A Raisin in the Sun is one of the great plays of the twentieth century. I was lucky enough to see it at the Royal Exchange in 2010 and there is a superb Eclipse Theatre Company production at the Crucible until February 13, then on tour.
I first encountered Lorraine Hansberry’s masterpiece as an undergraduate ten years ago and found it a compelling piece of drama that – and this is rare for a play – was engrossing, exciting and entertaining even on the page. I wrote a fairly cringeworthy first-year essay about the play and raved about it to anyone who would listen. A couple of weeks back my mum offered to queue for tickets to the public dress rehearsal so I got the train home and went with my folks. When it finished every actor had tears running down their cheeks and I reckon quite a few of the audience did too…
Raisin is about three generations of the Younger family, living in a cramped flat and sharing a bathroom with neighbours, whose fortunes are set to change with the arrival of a cheque for the late Big Walter’s life insurance. The action all takes place in the living room – which doubles up as the young Travis’s bedroom – and is driven by the tensions between generations, genders, siblings, beliefs and colours of skin. The vicious racism of post-war Chicago, which Hansberry had experienced first-hand as a child when her house was attacked by a racist mob, is central to the plot.
Hansberry was brought up by committed members of the NAACP and her uncle was a prominent professor and pioneer of African American studies. The family mixed in the same circles as many leading figures of the Civil Rights Movement such as Langston Hughes*, W E B DuBois and Paul Robeson, whose journal Freedom Hansberry wrote for when she moved to New York at the age of twenty. One of Hansberry’s many achievements in A Raisin in the Sun is to distil so much of contemporary Civil Rights and anti-colonial discourse into such accessible, amusing and utterly plausible dialogue. Beneatha – the strong-minded, outspoken atheist who will be a doctor and won’t be pressured into marriage despite the stifling, sexist social conventions of the time – is courted by both an ‘assimilationist’ and a Nigerian student. Her feminism and Afrocentrism are fully developed and wittily articulated, despite predating the second wave of the former and the coinage of the latter by at least two years.
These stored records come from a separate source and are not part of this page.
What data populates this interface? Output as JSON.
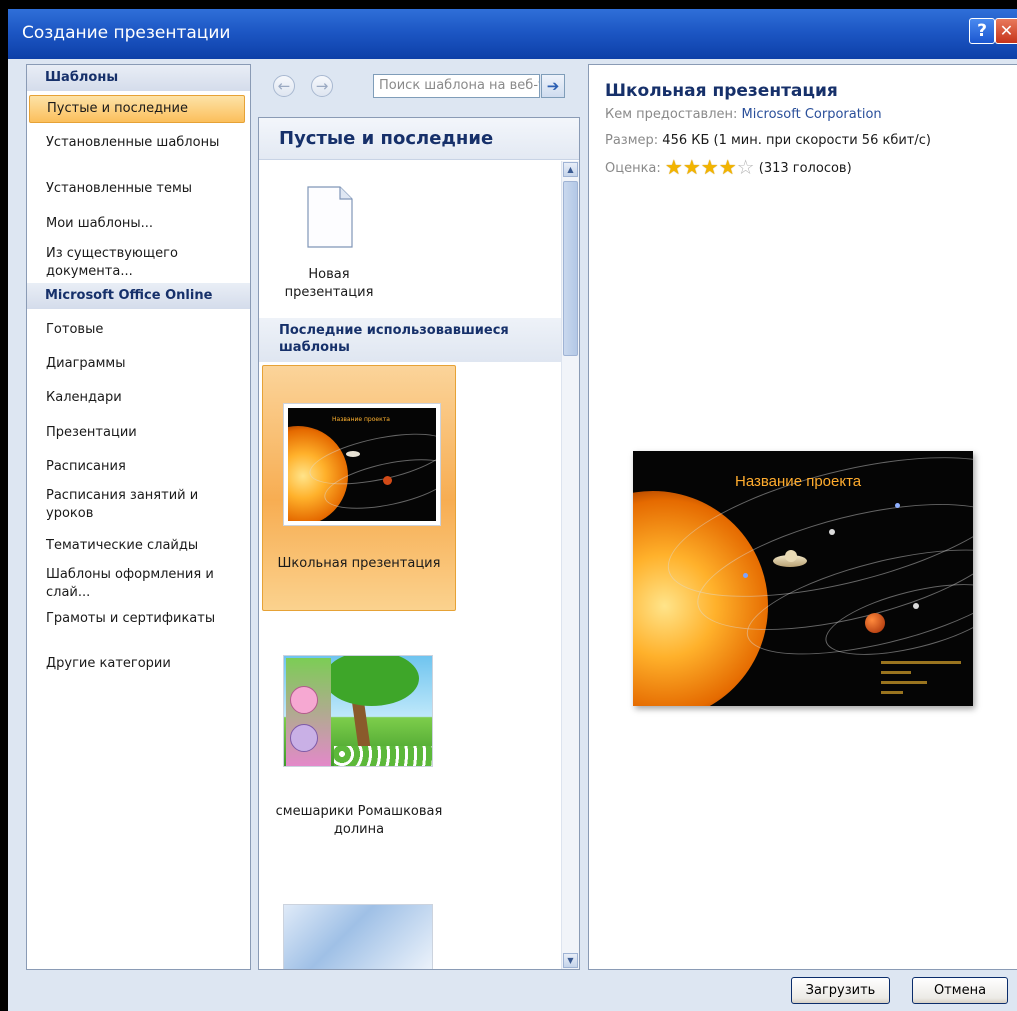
{
  "window": {
    "title": "Создание презентации",
    "help_label": "?",
    "close_label": "✕"
  },
  "left_nav": {
    "templates_header": "Шаблоны",
    "items": [
      {
        "label": "Пустые и последние"
      },
      {
        "label": "Установленные шаблоны"
      },
      {
        "label": "Установленные темы"
      },
      {
        "label": "Мои шаблоны..."
      },
      {
        "label": "Из существующего документа..."
      }
    ],
    "online_header": "Microsoft Office Online",
    "online_items": [
      {
        "label": "Готовые"
      },
      {
        "label": "Диаграммы"
      },
      {
        "label": "Календари"
      },
      {
        "label": "Презентации"
      },
      {
        "label": "Расписания"
      },
      {
        "label": "Расписания занятий и уроков"
      },
      {
        "label": "Тематические слайды"
      },
      {
        "label": "Шаблоны оформления и слай..."
      },
      {
        "label": "Грамоты и сертификаты"
      },
      {
        "label": "Другие категории"
      }
    ]
  },
  "search": {
    "placeholder": "Поиск шаблона на веб-узле Microsoft Office Online",
    "back_icon": "←",
    "forward_icon": "→",
    "go_icon": "➔"
  },
  "middle": {
    "title": "Пустые и последние",
    "new_presentation_label": "Новая презентация",
    "recent_header": "Последние использовавшиеся шаблоны",
    "templates": [
      {
        "label": "Школьная презентация",
        "selected": true,
        "slide_title": "Название проекта"
      },
      {
        "label": "смешарики Ромашковая долина",
        "selected": false
      },
      {
        "label": "",
        "selected": false
      }
    ]
  },
  "preview": {
    "title": "Школьная презентация",
    "provider_key": "Кем предоставлен:",
    "provider_value": "Microsoft Corporation",
    "size_key": "Размер:",
    "size_value": "456 КБ (1 мин. при скорости 56 кбит/с)",
    "rating_key": "Оценка:",
    "rating_value": 4,
    "rating_max": 5,
    "votes": "(313 голосов)",
    "slide_title": "Название проекта"
  },
  "buttons": {
    "download": "Загрузить",
    "cancel": "Отмена"
  },
  "colors": {
    "title_bar": "#1d57c4",
    "selection": "#fbbf5c",
    "header_text": "#16306a",
    "star": "#f2b400"
  }
}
Old values and ways of life are openly challenged (Beneatha: ‘What has He got to do with anything? Does he pay tuition?’), causing painful generational friction. Preoccupations with housing, money, masculinity and education are central, as are the aspiration and social mobility of the post-war period (Beneatha again: ‘the only people in the world who are more snobbish than rich white people are rich coloured people’). There are striking parallels with developments on the British stage at the same time: Shelagh Delaney’s A Taste of Honey premiered in 1958 and deals with many of the same issues, including racism, in the British context.
Ossie Davis, who played Walter in an early production, said that ‘one of the biggest selling points about Raisin was how much the Younger family was just like any other American family’. It is testament to Hansberry’s genius as a dramatist that she was able to condense so much of mid-century African American experience into such a seemingly simple domestic drama about an ordinary working-class family.
Until her tragic death at just 34 years old, Hansberry worked tirelessly for the Civil Rights Movement, honouring her conviction that a ‘total’ approach was the only way to gain true equality:
Negroes must concern themselves with every single means of struggle: legal, illegal, passive, active, violent and non-violent… They must harass, debate, petition, give money to court struggles, sit-in, lie-down, strike, boycott, sing hymns and pray on steps.
To find out just how excellent a production of this wonderful, visionary play the Eclipse Theatre one is, get along to the Crucible by Saturday or go in Ipswich, Southampton, Liverpool, Watford, Deptford or Coventry.
Nina Simone talks movingly about Hansberry and performs ‘To Be Young, Gifted and Black’, the song she wrote for her with Weldon Irvine.
*This is the Langston Hughes poem, ‘Harlem’, from which the play takes its title: